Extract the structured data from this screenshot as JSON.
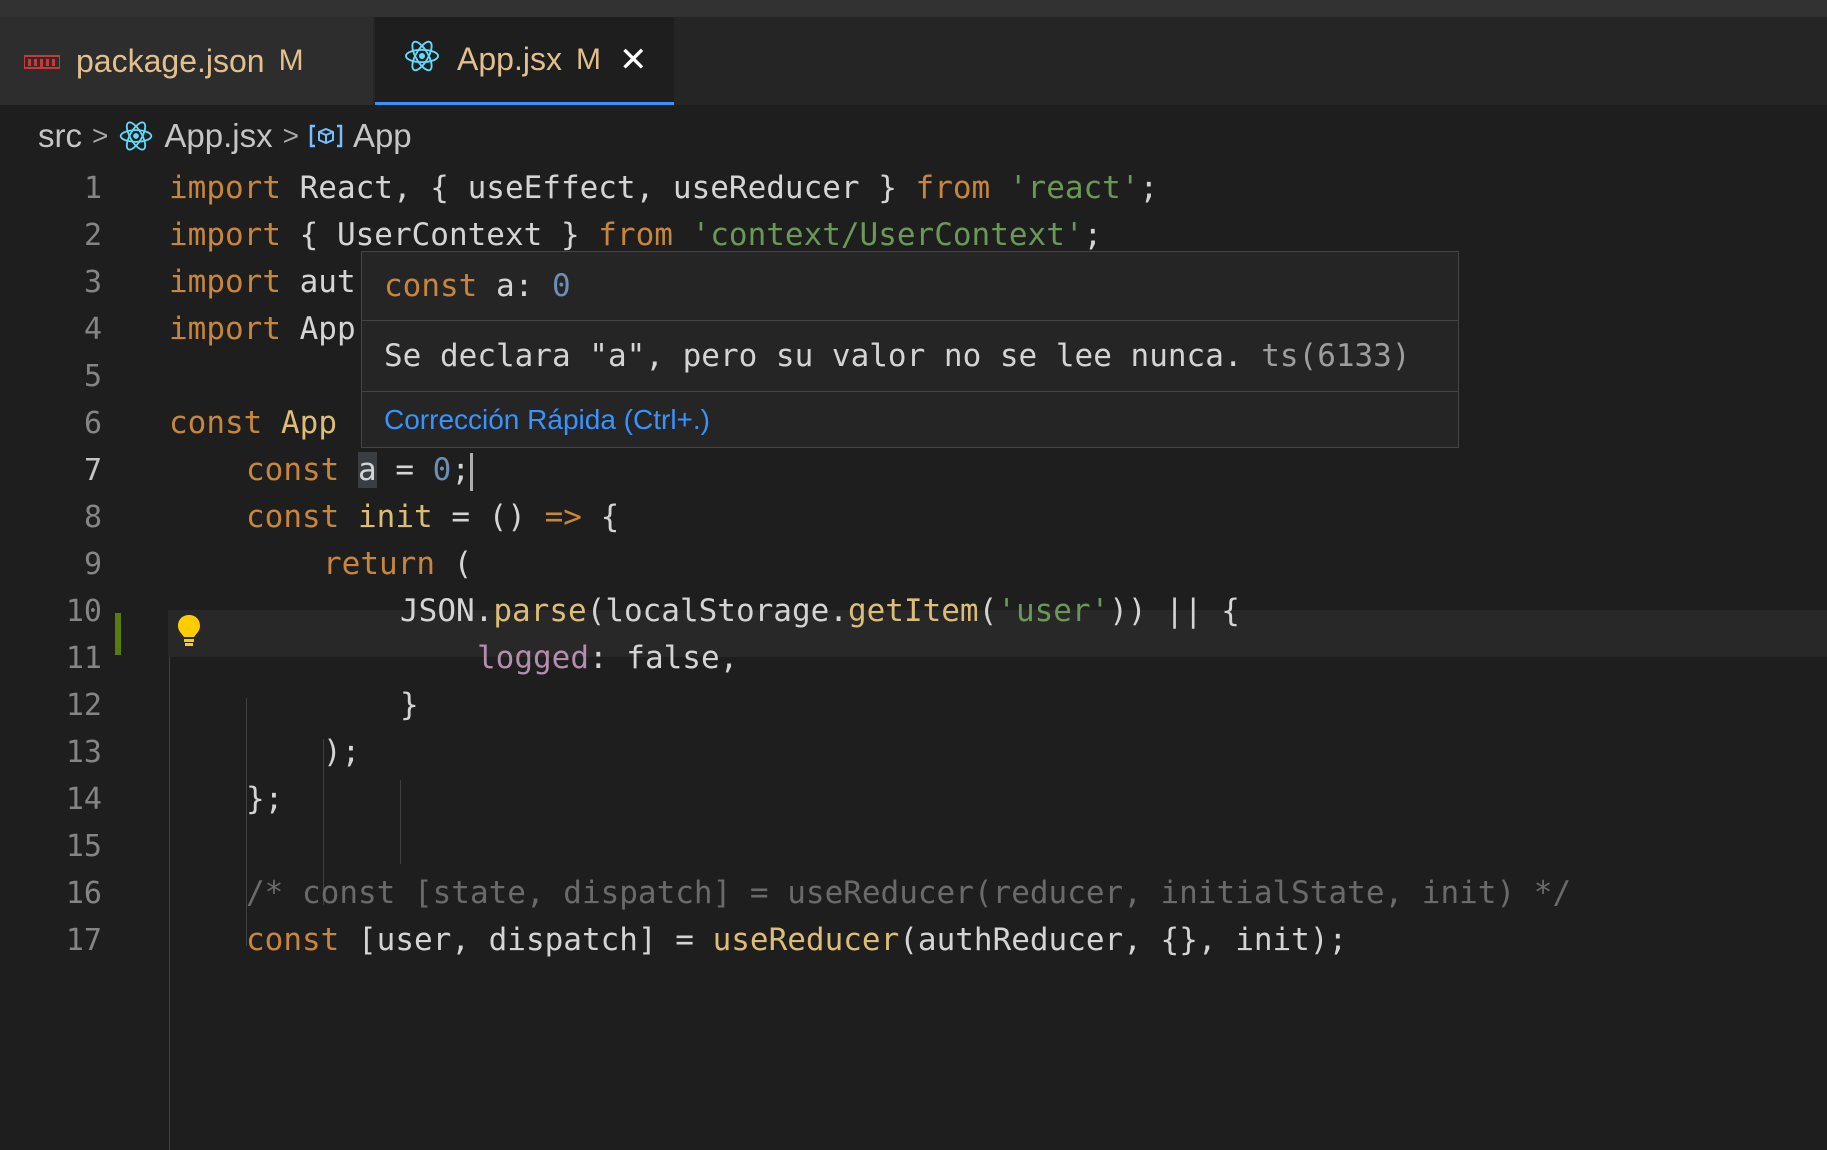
{
  "tabs": [
    {
      "icon": "npm-icon",
      "label": "package.json",
      "modified": "M"
    },
    {
      "icon": "react-icon",
      "label": "App.jsx",
      "modified": "M",
      "close": "✕",
      "active": true
    }
  ],
  "breadcrumb": {
    "folder": "src",
    "file": "App.jsx",
    "symbol": "App",
    "separator": ">"
  },
  "editor": {
    "line_numbers": [
      "1",
      "2",
      "3",
      "4",
      "5",
      "6",
      "7",
      "8",
      "9",
      "10",
      "11",
      "12",
      "13",
      "14",
      "15",
      "16",
      "17"
    ],
    "active_line": "7",
    "lines": {
      "l1": {
        "k1": "import",
        "t1": " React, { useEffect, useReducer } ",
        "k2": "from",
        "s1": " 'react'",
        "t2": ";"
      },
      "l2": {
        "k1": "import",
        "t1": " { UserContext } ",
        "k2": "from",
        "s1": " 'context/UserContext'",
        "t2": ";"
      },
      "l3": {
        "k1": "import",
        "t1": " aut"
      },
      "l4": {
        "k1": "import",
        "t1": " App"
      },
      "l6": {
        "k1": "const",
        "f1": " App"
      },
      "l7": {
        "k1": "const",
        "t0": " ",
        "v1": "a",
        "t1": " = ",
        "n1": "0",
        "t2": ";"
      },
      "l8": {
        "k1": "const",
        "f1": " init",
        "t1": " = () ",
        "k2": "=>",
        "t2": " {"
      },
      "l9": {
        "k1": "return",
        "t1": " ("
      },
      "l10": {
        "t1": "JSON.",
        "f1": "parse",
        "t2": "(localStorage.",
        "f2": "getItem",
        "t3": "(",
        "s1": "'user'",
        "t4": ")) || {"
      },
      "l11": {
        "p1": "logged",
        "t1": ": false,"
      },
      "l12": {
        "t1": "}"
      },
      "l13": {
        "t1": ");"
      },
      "l14": {
        "t1": "};"
      },
      "l16": {
        "c1": "/* const [state, dispatch] = useReducer(reducer, initialState, init) */"
      },
      "l17": {
        "k1": "const",
        "t1": " [user, dispatch] = ",
        "f1": "useReducer",
        "t2": "(authReducer, {}, init);"
      }
    }
  },
  "hover": {
    "sig_keyword": "const",
    "sig_name": " a: ",
    "sig_value": "0",
    "message": "Se declara \"a\", pero su valor no se lee nunca. ",
    "code": "ts(6133)",
    "action": "Corrección Rápida (Ctrl+.)"
  },
  "colors": {
    "keyword": "#c8863c",
    "function": "#dcbd75",
    "string": "#6a9955",
    "number": "#6b8fb5",
    "property": "#b48ead",
    "comment": "#6a6a6a",
    "link": "#3794ff",
    "modified_gutter": "#587c0c"
  }
}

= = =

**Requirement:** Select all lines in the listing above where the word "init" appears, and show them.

**Final answer:**
        "f1": " init",
        "c1": "/* const [state, dispatch] = useReducer(reducer, initialState, init) */"
        "t2": "(authReducer, {}, init);"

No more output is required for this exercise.